Clearing the air in your home doesn’t necessarily have to mean revealing secrets to a loved one. It could have more to do with reducing pollutants in home. According to studies conducted by the EPA, the average home features 2-5 times as many pollutants as you’ll find outdoors, and in some cases, test sites showed as much as 100 times the amount. That’s a scary thought considering all of the exhaust and other toxins in the air outside. But you don’t have to populate your house with unsightly air purification equipment in order to get the safe, clean air you crave. Instead you can fill your home with plants. Here are a few that will go a long way towards removing pollutants from your interior air.
- Spider plant. If you’re the type that tends to have a black thumb rather than a green one, this hardy indoor plant is a good choice. It’s fairly resilient in the face of abuse, so even if you fail to water regularly, it should remain in relatively good form. And while it’s spewing oxygen into your environment, it will be soaking up harmful toxins like carbon monoxide (which most plants absorb), along with benzene, formaldehyde, and xylene, a hydrocarbon found in solvents, plastic, clothing, and other textiles.
- Aloe. We all know that aloe vera has a slew of indications for health and beauty. We slather it on sunburns, dab it on scrapes, and use it for all manner of other skin conditions. By cracking open a stem of this succulent you can enjoy many benefits. But most people don’t realize that aloe plants are also a great option when it comes to cleaning interior air. They absorb chemicals like benzene and formaldehyde, both of which could be produced by the solvents you use to clean your home. So rather than letting them float in the air, think about getting an aloe plant. It’s easy to grow, especially in sunny spots, and you’ll enjoy plenty of benefits in addition to cleaner interior air.
- Pothos. There are several different varieties of pothos, which is a fairly common house plant due to its hardy and fast-growing nature. The vine-like tendrils of this plant can spread incredibly far and are populated by lush, heart-shaped leaves, making them great to hang or place atop bookshelves or even kitchen cabinets that don’t go all the way to the ceiling.

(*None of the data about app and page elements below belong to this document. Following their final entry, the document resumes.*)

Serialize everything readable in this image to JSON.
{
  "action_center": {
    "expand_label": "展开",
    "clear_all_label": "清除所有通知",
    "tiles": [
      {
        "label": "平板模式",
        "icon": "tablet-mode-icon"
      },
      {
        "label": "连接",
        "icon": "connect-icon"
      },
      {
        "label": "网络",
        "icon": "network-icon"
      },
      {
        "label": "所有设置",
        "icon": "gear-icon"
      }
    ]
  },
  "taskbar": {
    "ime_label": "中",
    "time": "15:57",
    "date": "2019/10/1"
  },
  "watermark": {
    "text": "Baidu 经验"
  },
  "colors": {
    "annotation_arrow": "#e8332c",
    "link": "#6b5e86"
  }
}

And the fact that they target formaldehyde in the air certainly doesn’t hurt. As a bonus, pothos tends to flourish even when not exposed to direct sunlight.
- Ficus. This small, leafy tree is renowned for its air filtration capabilities, in particular its penchant for absorbing benzene, formaldehyde, and trichloroethylene, all of which can be found in furniture and carpet manufacturing. Ficus is a fickle plant, however, so you need to play close attention to the light it gets and the amount of water you give it. But it is also has the potential to be one of the longest-living houseplants when treated right.
- Gerber daisy. If what you want is the bright pop of color that flowering plants can provide in your home, then Gerber daisies are the way to go. You can select from a wide variety of colors or even place several throughout your home. These plants like lots of light and you’ll have to pay attention to keep them alive, but the end result will be a beautiful, living addition to your dÃ©cor that also happens to clean your air, sucking up both benzene and trichloroethylene (which could infiltrate your interior air if you bring home a lot of dry cleaned items). The benefits of professional AC maintenance will go a long way towards improving the state of the air in your home, especially if you opt to include HEPA filters in your HVAC system. But plants are designed to do a lot of the heavy lifting for you, so fill your home with gorgeous greenery if you want to breathe easy.